Earlier this year, in a meeting with aviation industry executives at the White House, President Donald Trump called the U.S air traffic arrangements “obsolete”. Perhaps surprising to his many critics, he’s actually not alone in his thinking as the majority of airlines agree with his plans to liberalise and even privatise the country’s air traffic control organisation.
I was delighted last week to see Eamonn Brennan elected to run Eurocontrol, the Europe-wide coordinating body for air traffic control. He takes over in 2018 and is no doubt already working out what his priorities will need to be – because there are a lot.
As the World ATM Congress looms large on the horizon, we asked our CEO, Martin Rolfe, to share his views on the big topics sure to be on the lips of the Air Navigation Service Provider (ANSP) community in Madrid next week.
NATS has been taking part in the creation of a TV series with the BBC called Skies Above Britain. I hope you enjoy what will be a unique insight into what NATS does, but also many of the other fascinating, exciting and occasionally bizarre aspects that make up the aviation community in the UK.

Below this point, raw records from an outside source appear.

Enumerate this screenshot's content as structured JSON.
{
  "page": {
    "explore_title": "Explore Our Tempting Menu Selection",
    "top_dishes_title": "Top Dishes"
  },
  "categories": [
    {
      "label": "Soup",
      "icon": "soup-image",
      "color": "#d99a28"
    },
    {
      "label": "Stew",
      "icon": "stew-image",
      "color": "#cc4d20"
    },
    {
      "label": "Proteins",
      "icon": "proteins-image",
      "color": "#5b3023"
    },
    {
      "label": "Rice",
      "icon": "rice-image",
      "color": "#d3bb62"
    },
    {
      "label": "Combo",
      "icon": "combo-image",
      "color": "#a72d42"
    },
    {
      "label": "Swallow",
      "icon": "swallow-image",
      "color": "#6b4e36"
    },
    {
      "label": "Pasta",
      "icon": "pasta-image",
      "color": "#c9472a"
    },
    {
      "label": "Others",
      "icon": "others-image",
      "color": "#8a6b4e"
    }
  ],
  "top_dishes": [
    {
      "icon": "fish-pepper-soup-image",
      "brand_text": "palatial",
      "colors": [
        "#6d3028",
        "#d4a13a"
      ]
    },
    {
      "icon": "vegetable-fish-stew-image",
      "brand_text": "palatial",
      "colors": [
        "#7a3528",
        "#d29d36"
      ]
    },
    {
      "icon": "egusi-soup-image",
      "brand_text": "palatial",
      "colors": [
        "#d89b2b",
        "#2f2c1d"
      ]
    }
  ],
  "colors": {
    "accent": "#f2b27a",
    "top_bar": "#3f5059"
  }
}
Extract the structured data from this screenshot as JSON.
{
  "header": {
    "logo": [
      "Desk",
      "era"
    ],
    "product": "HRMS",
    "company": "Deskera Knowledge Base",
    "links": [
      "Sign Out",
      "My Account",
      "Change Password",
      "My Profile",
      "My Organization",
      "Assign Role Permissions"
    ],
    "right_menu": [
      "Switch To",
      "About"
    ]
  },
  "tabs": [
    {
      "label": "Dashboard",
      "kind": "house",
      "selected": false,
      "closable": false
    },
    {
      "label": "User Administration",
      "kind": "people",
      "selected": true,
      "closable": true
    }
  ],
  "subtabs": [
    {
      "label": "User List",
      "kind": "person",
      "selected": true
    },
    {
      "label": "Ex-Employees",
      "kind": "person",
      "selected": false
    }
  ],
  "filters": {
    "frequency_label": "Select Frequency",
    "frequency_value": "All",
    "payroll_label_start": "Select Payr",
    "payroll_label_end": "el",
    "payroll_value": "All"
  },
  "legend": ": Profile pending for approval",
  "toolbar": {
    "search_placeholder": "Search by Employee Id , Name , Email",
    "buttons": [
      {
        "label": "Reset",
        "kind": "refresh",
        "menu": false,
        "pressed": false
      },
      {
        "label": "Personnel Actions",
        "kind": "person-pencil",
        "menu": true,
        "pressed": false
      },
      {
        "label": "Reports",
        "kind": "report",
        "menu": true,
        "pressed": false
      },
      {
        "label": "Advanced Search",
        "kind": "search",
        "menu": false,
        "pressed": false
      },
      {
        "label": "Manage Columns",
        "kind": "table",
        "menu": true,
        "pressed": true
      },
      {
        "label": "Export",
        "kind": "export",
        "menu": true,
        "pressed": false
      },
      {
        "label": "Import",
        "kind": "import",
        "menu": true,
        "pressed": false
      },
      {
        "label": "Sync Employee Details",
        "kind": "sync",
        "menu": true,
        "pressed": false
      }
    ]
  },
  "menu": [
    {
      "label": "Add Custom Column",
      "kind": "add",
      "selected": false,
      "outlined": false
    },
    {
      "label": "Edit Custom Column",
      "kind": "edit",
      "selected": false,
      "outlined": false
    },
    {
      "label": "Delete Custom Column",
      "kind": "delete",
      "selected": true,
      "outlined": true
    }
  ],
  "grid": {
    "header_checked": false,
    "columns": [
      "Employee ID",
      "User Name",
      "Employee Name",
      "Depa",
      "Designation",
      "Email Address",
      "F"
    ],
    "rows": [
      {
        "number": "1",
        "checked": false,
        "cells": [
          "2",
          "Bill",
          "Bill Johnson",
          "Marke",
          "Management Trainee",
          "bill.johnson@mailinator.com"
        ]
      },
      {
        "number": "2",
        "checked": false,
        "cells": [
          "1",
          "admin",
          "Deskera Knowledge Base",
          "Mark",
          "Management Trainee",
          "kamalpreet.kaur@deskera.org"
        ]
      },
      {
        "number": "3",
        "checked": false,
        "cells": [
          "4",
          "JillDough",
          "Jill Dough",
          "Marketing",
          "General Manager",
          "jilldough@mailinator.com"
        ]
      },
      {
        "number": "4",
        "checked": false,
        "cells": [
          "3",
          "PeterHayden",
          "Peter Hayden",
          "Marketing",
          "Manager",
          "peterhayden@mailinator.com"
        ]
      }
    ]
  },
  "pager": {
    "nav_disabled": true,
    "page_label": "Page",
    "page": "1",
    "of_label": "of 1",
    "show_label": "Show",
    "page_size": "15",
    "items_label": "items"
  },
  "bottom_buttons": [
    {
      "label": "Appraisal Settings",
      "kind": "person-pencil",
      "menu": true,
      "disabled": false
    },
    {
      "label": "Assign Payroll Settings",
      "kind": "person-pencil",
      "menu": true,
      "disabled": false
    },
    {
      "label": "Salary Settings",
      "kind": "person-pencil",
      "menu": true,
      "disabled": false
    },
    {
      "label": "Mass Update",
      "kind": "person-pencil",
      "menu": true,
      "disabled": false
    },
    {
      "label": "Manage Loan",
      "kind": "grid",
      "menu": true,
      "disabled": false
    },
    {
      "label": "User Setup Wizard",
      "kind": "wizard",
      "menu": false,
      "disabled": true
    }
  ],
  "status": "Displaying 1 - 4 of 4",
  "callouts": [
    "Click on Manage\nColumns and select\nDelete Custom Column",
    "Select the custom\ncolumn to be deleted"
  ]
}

Airspace is our invisible infrastructure: we might not be able to see it, but it is as important as our roads, our railways and our runways.
Unlike most of our physical transport infrastructure – our roads, our railways, or our runways – the airspace infrastructure is invisible but it is most certainly there, underpinning the UK’s aviation industry and the UK economy.
Sometimes it takes a terrible tragedy to galvanise our understandably conservative industry into taking bold steps, but our response must be measured as well as meaningful.